Sometimes, but not too often. Mostly, you can convert the variations you encounter in home kitchen butter making into real, firm butter, with just a little extra manipulation. Take the instance of the churn full of tiny firm grains of butter over a shallow layer of thin, sweet buttermilk. You have let the churn run for some time after this stage was reached, and still the butter won’t gather. The contents of the churn, when you shut it off, resemble something like runny cream-of-wheat.
There are two possibilities here that we know of. One is to give the churn another hour on the counter, while the culture continues to grow, and then try again. Maybe by that time the cream will be acidic enough to gather itself into a ball when you churn it. Maybe not. But in case this doesn’t do the trick, if your grains are firm enough it will sometimes work to drain the grainy stuff through a piece of cheesecloth for several hours, chill it, and then put it through the mixer to express the buttermilk. This means you will have skipped the stage of washing the buttermilk out, so you want to keep this butter in the refrigerator and use it soon, but otherwise it is butter, and no harm done.
Regarding summer butter, the commonest problem we have met with is one we call Fluffy Butter. This means you let the cream get too warm during ripening, and the churn, instead of gathering the firm granules of butter as they form, has whipped the soft lump of butter into a fluffy mass. It is difficult to drain this butter, since it tends to adhere to the slotted spoon we drain with, clogging the holes. The remedy we use in this case is to shove the whole kit ‘n’ caboodle into the refrigerator for a while, until the butter is firm enough that we can move on to the next step.
Often by thus chilling the butter you can right the whole situation; you will be able to drain your butter, wash as you would normally, work the water droplets out, salt and shape. If you chill it a long time, it may grow too firm for the churn to work it, and you may have to wash the butter by hand. No matter; butter it still is, and no one meeting it on the street would ever know it had a checkered past.
At other times, especially in winter, your problem will be that the butter doesn’t come at all; your cream will pass through the first stages, of whipped cream and runny, overwhipped cream, but at the stage where it should form small grains which will rapidly gather into large lumps, the process just stops. Beat the cream as you might, the butterfat in your cream simply will not gather.
We have no degrees in lacto-chemistry, but we speculate that in these cases the cream has not yet cultured enough to achieve the pH necessary for the tiny globules of butterfat to adhere to one another. Our speculation is supported by experience, which tells us that we can usually remedy the situation either by giving the cream another hour or so on the counter and then trying again, or, better still, adding a few ounces of mesophilic starter, otherwise known as cultured buttermilk, waiting an hour or so, and churning again.

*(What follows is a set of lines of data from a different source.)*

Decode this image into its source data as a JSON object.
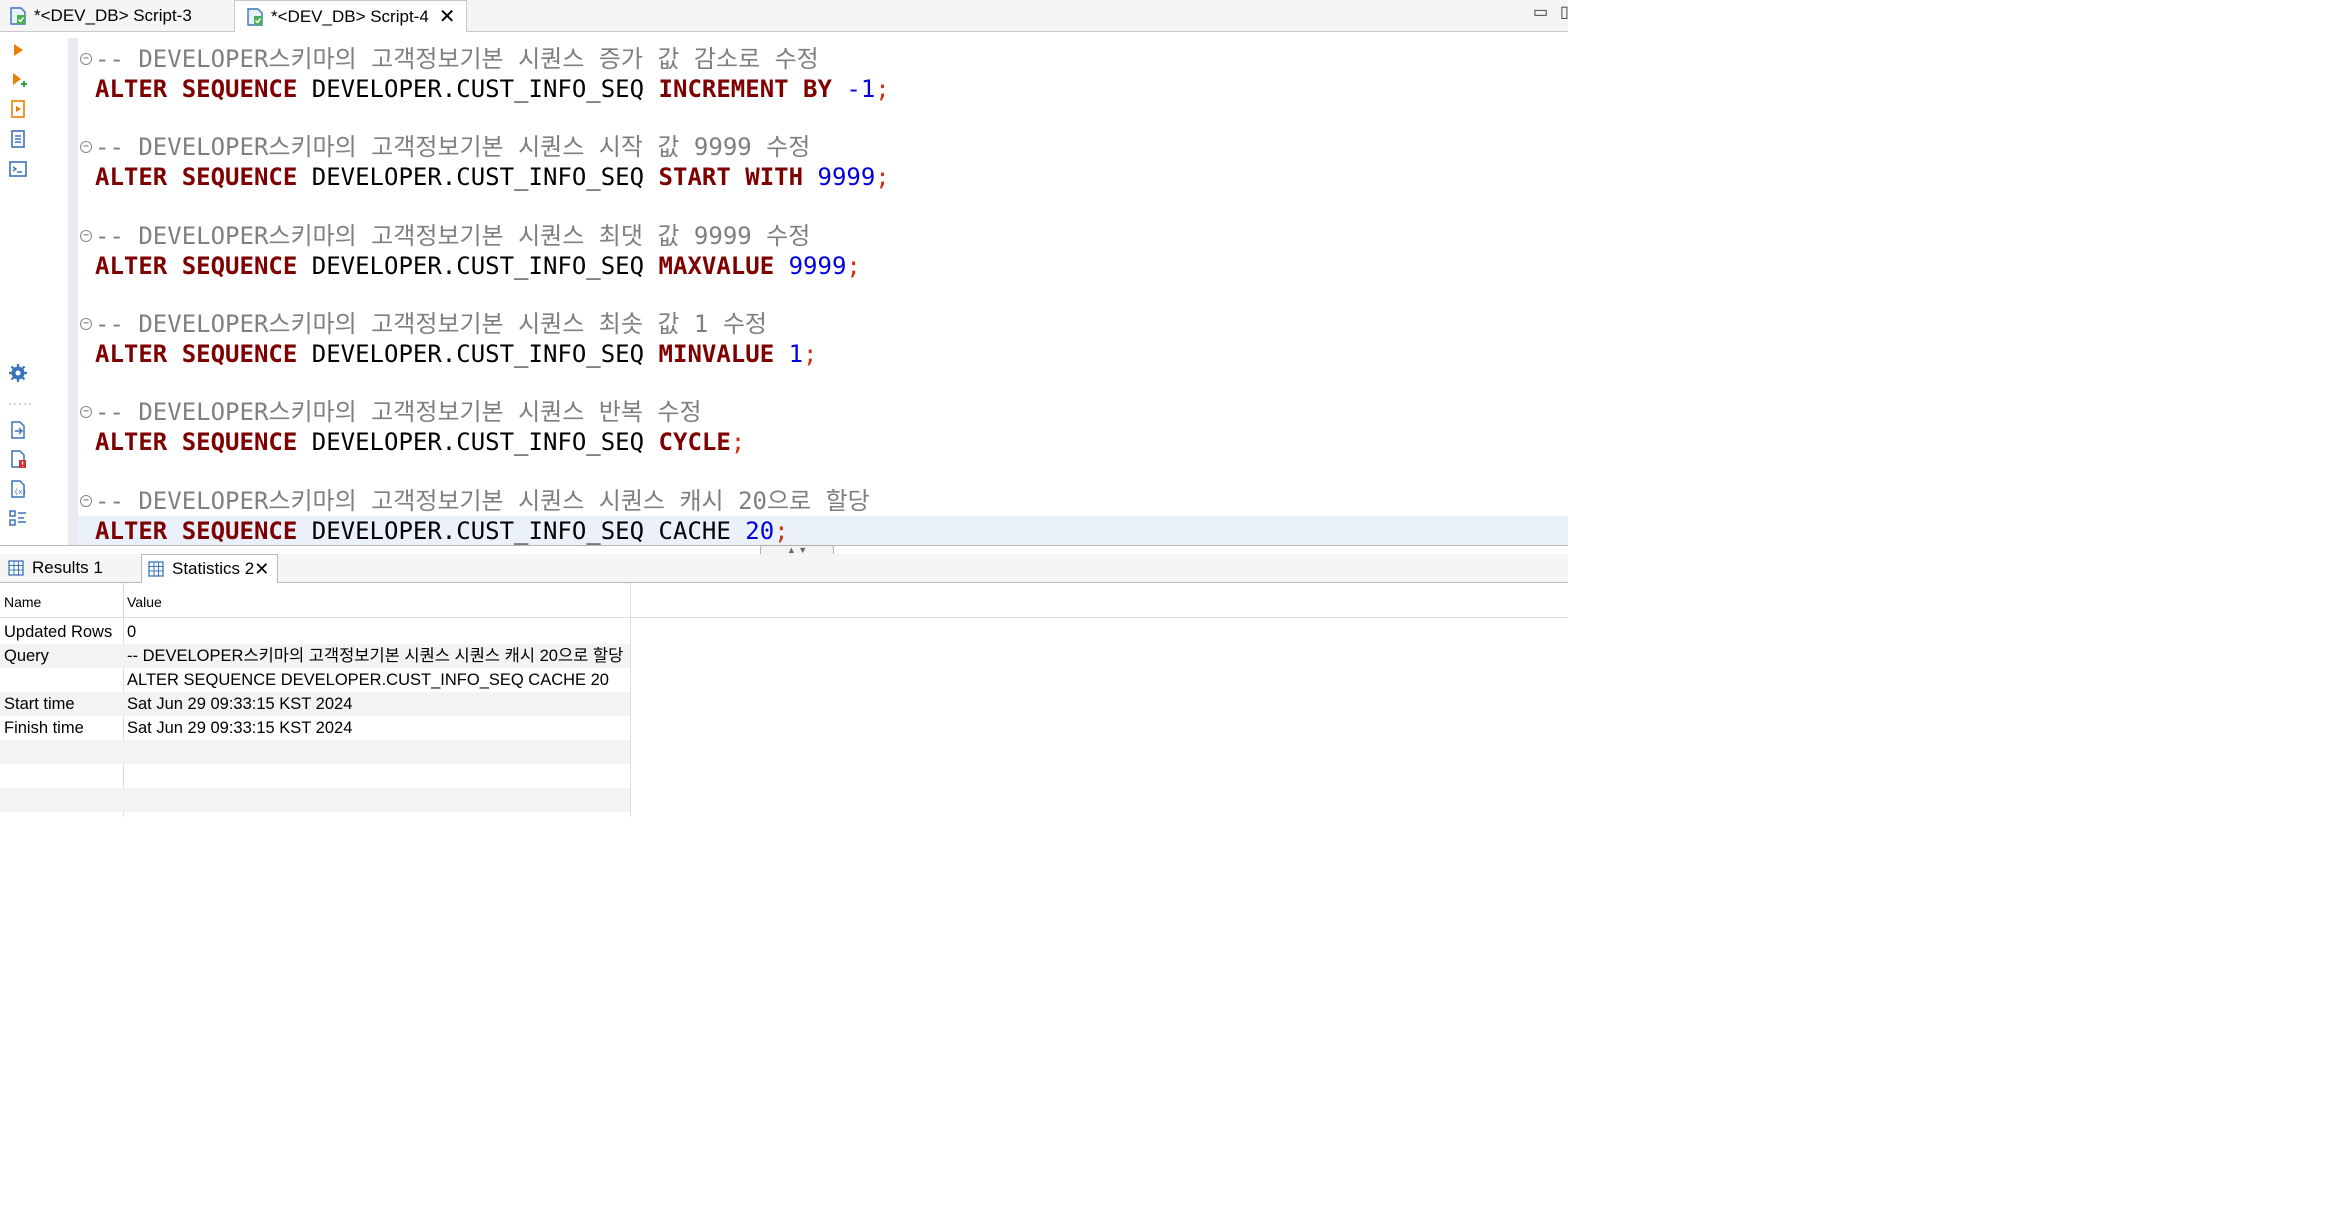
{
  "tabs": [
    {
      "label": "*<DEV_DB> Script-3",
      "active": false
    },
    {
      "label": "*<DEV_DB> Script-4",
      "active": true
    }
  ],
  "editor": {
    "blocks": [
      {
        "comment": "-- DEVELOPER스키마의 고객정보기본 시퀀스 증가 값 감소로 수정",
        "sql": {
          "k1": "ALTER",
          "k2": "SEQUENCE",
          "obj": "DEVELOPER.CUST_INFO_SEQ",
          "clause": "INCREMENT BY",
          "value": "-1",
          "semi": ";"
        }
      },
      {
        "comment": "-- DEVELOPER스키마의 고객정보기본 시퀀스 시작 값 9999 수정",
        "sql": {
          "k1": "ALTER",
          "k2": "SEQUENCE",
          "obj": "DEVELOPER.CUST_INFO_SEQ",
          "clause": "START WITH",
          "value": "9999",
          "semi": ";"
        }
      },
      {
        "comment": "-- DEVELOPER스키마의 고객정보기본 시퀀스 최댓 값 9999 수정",
        "sql": {
          "k1": "ALTER",
          "k2": "SEQUENCE",
          "obj": "DEVELOPER.CUST_INFO_SEQ",
          "clause": "MAXVALUE",
          "value": "9999",
          "semi": ";"
        }
      },
      {
        "comment": "-- DEVELOPER스키마의 고객정보기본 시퀀스 최솟 값 1 수정",
        "sql": {
          "k1": "ALTER",
          "k2": "SEQUENCE",
          "obj": "DEVELOPER.CUST_INFO_SEQ",
          "clause": "MINVALUE",
          "value": "1",
          "semi": ";"
        }
      },
      {
        "comment": "-- DEVELOPER스키마의 고객정보기본 시퀀스 반복 수정",
        "sql": {
          "k1": "ALTER",
          "k2": "SEQUENCE",
          "obj": "DEVELOPER.CUST_INFO_SEQ",
          "clause": "CYCLE",
          "value": "",
          "semi": ";"
        }
      },
      {
        "comment": "-- DEVELOPER스키마의 고객정보기본 시퀀스 시퀀스 캐시 20으로 할당",
        "sql": {
          "k1": "ALTER",
          "k2": "SEQUENCE",
          "obj": "DEVELOPER.CUST_INFO_SEQ",
          "clause": "CACHE",
          "value": "20",
          "semi": ";"
        }
      }
    ]
  },
  "results": {
    "tabs": [
      {
        "label": "Results 1",
        "active": false
      },
      {
        "label": "Statistics 2",
        "active": true
      }
    ],
    "columns": [
      "Name",
      "Value"
    ],
    "rows": [
      {
        "name": "Updated Rows",
        "value": "0"
      },
      {
        "name": "Query",
        "value": "-- DEVELOPER스키마의 고객정보기본 시퀀스 시퀀스 캐시 20으로 할당"
      },
      {
        "name": "",
        "value": "ALTER SEQUENCE DEVELOPER.CUST_INFO_SEQ CACHE 20"
      },
      {
        "name": "Start time",
        "value": "Sat Jun 29 09:33:15 KST 2024"
      },
      {
        "name": "Finish time",
        "value": "Sat Jun 29 09:33:15 KST 2024"
      }
    ]
  },
  "colors": {
    "keyword": "#7f0000",
    "comment": "#7f7f7f",
    "number": "#0000e0",
    "semicolon": "#d0300f",
    "current_line": "#eaf1fb"
  },
  "icons": {
    "script_tab": "sql-script-icon",
    "grid_tab": "grid-table-icon"
  }
}
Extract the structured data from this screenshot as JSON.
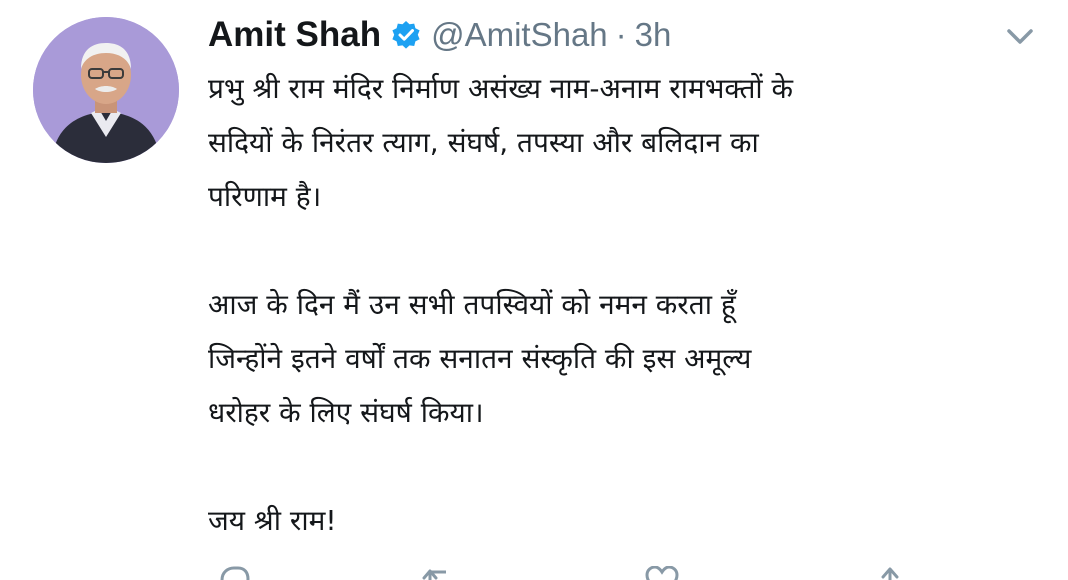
{
  "tweet": {
    "author": {
      "display_name": "Amit Shah",
      "handle": "@AmitShah",
      "separator": "·",
      "time": "3h",
      "verified": true,
      "avatar_icon": "profile-photo"
    },
    "menu_icon": "chevron-down-icon",
    "paragraphs": [
      "प्रभु श्री राम मंदिर निर्माण असंख्य नाम-अनाम रामभक्तों के\nसदियों के निरंतर त्याग, संघर्ष, तपस्या और बलिदान का\nपरिणाम है।",
      "आज के दिन मैं उन सभी तपस्वियों को नमन करता हूँ\nजिन्होंने इतने वर्षों तक सनातन संस्कृति की इस अमूल्य\nधरोहर के लिए संघर्ष किया।",
      "जय श्री राम!"
    ],
    "actions": [
      {
        "name": "reply-icon"
      },
      {
        "name": "retweet-icon"
      },
      {
        "name": "like-icon"
      },
      {
        "name": "share-icon"
      }
    ]
  },
  "colors": {
    "text_primary": "#14171a",
    "text_secondary": "#657786",
    "verified_blue": "#1da1f2",
    "background": "#ffffff"
  }
}
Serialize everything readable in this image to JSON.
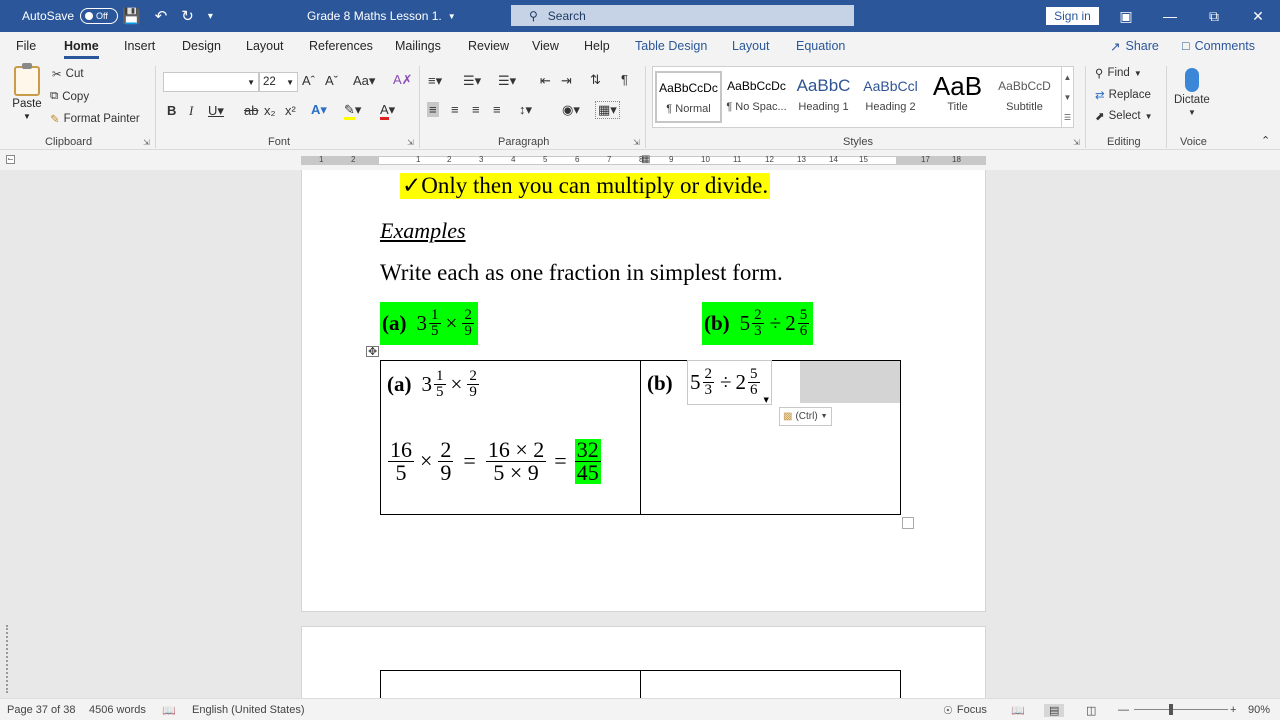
{
  "titlebar": {
    "autosave_label": "AutoSave",
    "autosave_state": "Off",
    "document_title": "Grade 8 Maths Lesson 1.",
    "search_placeholder": "Search",
    "signin_label": "Sign in"
  },
  "tabs": [
    "File",
    "Home",
    "Insert",
    "Design",
    "Layout",
    "References",
    "Mailings",
    "Review",
    "View",
    "Help",
    "Table Design",
    "Layout",
    "Equation"
  ],
  "active_tab": "Home",
  "right_tabs": {
    "share": "Share",
    "comments": "Comments"
  },
  "ribbon": {
    "clipboard": {
      "paste": "Paste",
      "cut": "Cut",
      "copy": "Copy",
      "format_painter": "Format Painter",
      "label": "Clipboard"
    },
    "font": {
      "font_name": "",
      "font_size": "22",
      "label": "Font"
    },
    "paragraph": {
      "label": "Paragraph"
    },
    "styles": {
      "label": "Styles",
      "items": [
        {
          "preview": "AaBbCcDc",
          "name": "¶ Normal"
        },
        {
          "preview": "AaBbCcDc",
          "name": "¶ No Spac..."
        },
        {
          "preview": "AaBbC",
          "name": "Heading 1"
        },
        {
          "preview": "AaBbCcl",
          "name": "Heading 2"
        },
        {
          "preview": "AaB",
          "name": "Title"
        },
        {
          "preview": "AaBbCcD",
          "name": "Subtitle"
        }
      ]
    },
    "editing": {
      "find": "Find",
      "replace": "Replace",
      "select": "Select",
      "label": "Editing"
    },
    "voice": {
      "dictate": "Dictate",
      "label": "Voice"
    }
  },
  "ruler": {
    "numbers": [
      "1",
      "2",
      "1",
      "2",
      "3",
      "4",
      "5",
      "6",
      "7",
      "8",
      "9",
      "10",
      "11",
      "12",
      "13",
      "14",
      "15",
      "17",
      "18"
    ]
  },
  "document": {
    "check_line": "✓Only then you can multiply or divide.",
    "examples_heading": "Examples",
    "instruction": "Write each as one fraction in simplest form.",
    "example_a": {
      "label": "(a)",
      "whole": "3",
      "n1": "1",
      "d1": "5",
      "op": "×",
      "n2": "2",
      "d2": "9"
    },
    "example_b": {
      "label": "(b)",
      "whole1": "5",
      "n1": "2",
      "d1": "3",
      "op": "÷",
      "whole2": "2",
      "n2": "5",
      "d2": "6"
    },
    "working_a": {
      "f1n": "16",
      "f1d": "5",
      "times": "×",
      "f2n": "2",
      "f2d": "9",
      "eq": "=",
      "f3n": "16 × 2",
      "f3d": "5 × 9",
      "eq2": "=",
      "ansn": "32",
      "ansd": "45"
    },
    "paste_options": "(Ctrl)"
  },
  "statusbar": {
    "page": "Page 37 of 38",
    "words": "4506 words",
    "language": "English (United States)",
    "focus": "Focus",
    "zoom": "90%"
  },
  "colors": {
    "accent": "#2b579a",
    "highlight_yellow": "#ffff00",
    "highlight_green": "#00ff00"
  }
}
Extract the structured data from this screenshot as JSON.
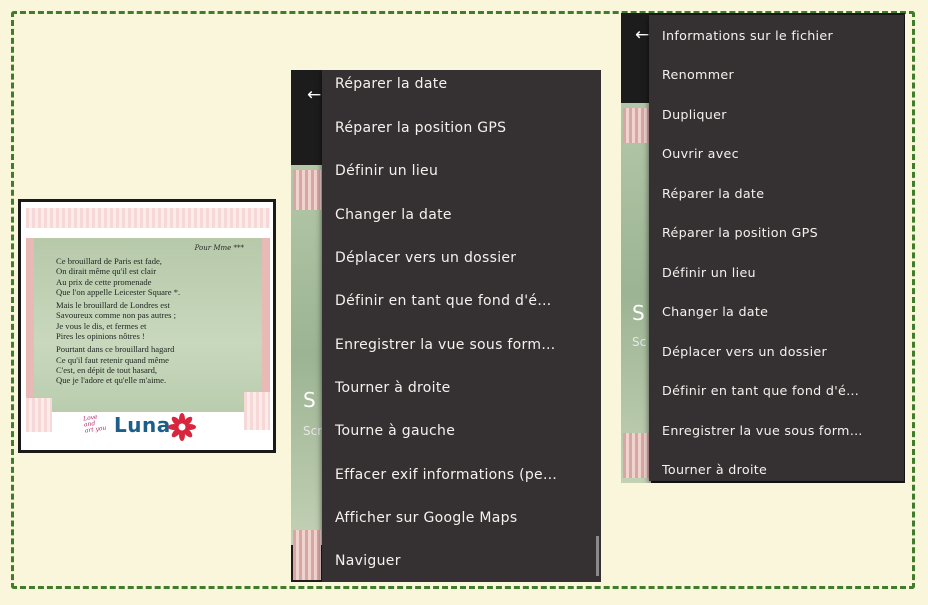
{
  "poem_card": {
    "heading": "Pour Mme ***",
    "stanzas": [
      [
        "Ce brouillard de Paris est fade,",
        "On dirait même qu'il est clair",
        "Au prix de cette promenade",
        "Que l'on appelle Leicester Square *."
      ],
      [
        "Mais le brouillard de Londres est",
        "Savoureux comme non pas autres ;",
        "Je vous le dis, et fermes et",
        "Pires les opinions nôtres !"
      ],
      [
        "Pourtant dans ce brouillard hagard",
        "Ce qu'il faut retenir quand même",
        "C'est, en dépit de tout hasard,",
        "Que je l'adore et qu'elle m'aime."
      ]
    ],
    "signature": "Love and art you",
    "brand": "Luna",
    "flower_color": "#d7263d"
  },
  "phone_left": {
    "back_icon": "arrow-left-icon",
    "bg_title_fragment": "S",
    "bg_caption_fragment": "Scr",
    "menu_items": [
      "Réparer la date",
      "Réparer la position GPS",
      "Définir un lieu",
      "Changer la date",
      "Déplacer vers un dossier",
      "Définir en tant que fond d'é…",
      "Enregistrer la vue sous form…",
      "Tourner à droite",
      "Tourne à gauche",
      "Effacer exif informations (pe…",
      "Afficher sur Google Maps",
      "Naviguer"
    ]
  },
  "phone_right": {
    "back_icon": "arrow-left-icon",
    "bg_title_fragment": "S",
    "bg_caption_fragment": "Sc",
    "menu_items": [
      "Informations sur le fichier",
      "Renommer",
      "Dupliquer",
      "Ouvrir avec",
      "Réparer la date",
      "Réparer la position GPS",
      "Définir un lieu",
      "Changer la date",
      "Déplacer vers un dossier",
      "Définir en tant que fond d'é…",
      "Enregistrer la vue sous form…",
      "Tourner à droite"
    ]
  },
  "colors": {
    "page_background": "#faf6dc",
    "border": "#3f7d2a",
    "menu_background": "#353132",
    "menu_text": "#f4f1ef"
  }
}
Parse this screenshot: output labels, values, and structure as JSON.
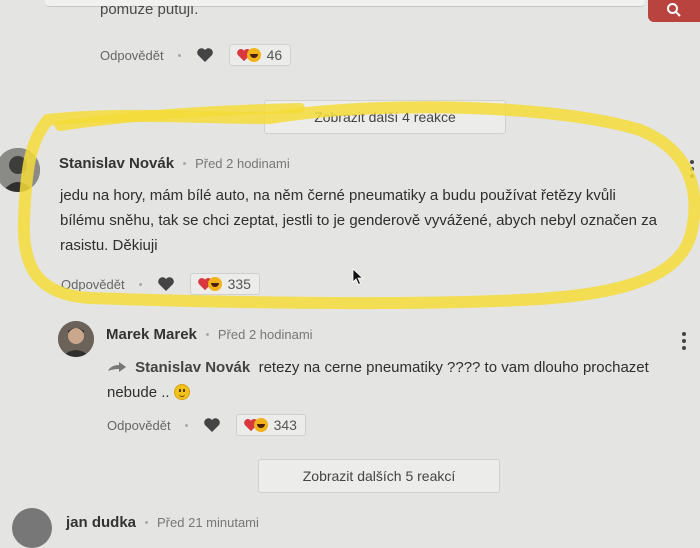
{
  "top": {
    "truncated_text": "pomůže putují."
  },
  "comment0": {
    "reply_label": "Odpovědět",
    "reaction_count": "46"
  },
  "more_button_1": {
    "label": "Zobrazit další 4 reakce"
  },
  "comment1": {
    "author": "Stanislav Novák",
    "time": "Před 2 hodinami",
    "lines": [
      "jedu na hory, mám bílé auto, na něm černé pneumatiky a budu používat řetězy kvůli",
      "bílému sněhu, tak se chci zeptat, jestli to je genderově vyvážené, abych nebyl označen za",
      "rasistu. Děkiuji"
    ],
    "reply_label": "Odpovědět",
    "reaction_count": "335"
  },
  "comment2": {
    "author": "Marek Marek",
    "time": "Před 2 hodinami",
    "mention": "Stanislav Novák",
    "text_line1": "retezy na cerne pneumatiky ???? to vam dlouho prochazet",
    "text_line2": "nebude ..",
    "reply_label": "Odpovědět",
    "reaction_count": "343"
  },
  "more_button_2": {
    "label": "Zobrazit dalších 5 reakcí"
  },
  "comment3": {
    "author": "jan dudka",
    "time": "Před 21 minutami"
  },
  "colors": {
    "highlight": "#f5dc3a",
    "heart": "#d9383f",
    "search_button": "#b8433f"
  }
}
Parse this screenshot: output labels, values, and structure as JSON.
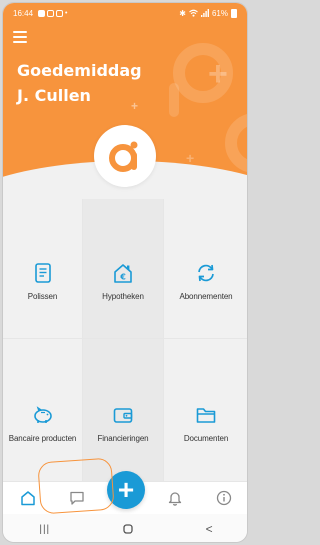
{
  "status_bar": {
    "time": "16:44",
    "battery": "61%",
    "icons": [
      "notification-icon",
      "bluetooth-icon",
      "wifi-icon",
      "signal-icon",
      "battery-icon"
    ]
  },
  "header": {
    "greeting_line1": "Goedemiddag",
    "greeting_line2": "J. Cullen",
    "menu_icon": "hamburger-menu-icon",
    "logo": "brand-logo"
  },
  "tiles": [
    {
      "label": "Polissen",
      "icon": "document-icon"
    },
    {
      "label": "Hypotheken",
      "icon": "house-euro-icon"
    },
    {
      "label": "Abonnementen",
      "icon": "refresh-icon"
    },
    {
      "label": "Bancaire producten",
      "icon": "piggy-bank-icon"
    },
    {
      "label": "Financieringen",
      "icon": "wallet-icon"
    },
    {
      "label": "Documenten",
      "icon": "folder-icon"
    }
  ],
  "bottom_nav": {
    "items": [
      "home-icon",
      "chat-icon",
      "add-icon",
      "bell-icon",
      "info-icon"
    ],
    "fab_symbol": "+"
  },
  "system_nav": {
    "recents": "|||",
    "back": "<"
  },
  "colors": {
    "brand_orange": "#f7943d",
    "accent_blue": "#1a9ad6",
    "background": "#f1f1f1"
  }
}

Most of the time, the process will then go on as intended, and you’ll have your butter. Continue as indicated.
On the other hand, there are times when – again we speculate – unfavorable bacteria have gotten the lead on you, and before your mesophyllic culture can acidify the cream adequately, your cream has spoiled. It will smell cheesey or ugly, look foamy, and is fit only to be fed to the pigs. So what. Tomorrow there will be as much cream again, and the pigs will be a little bit fatter.
We just love pigs.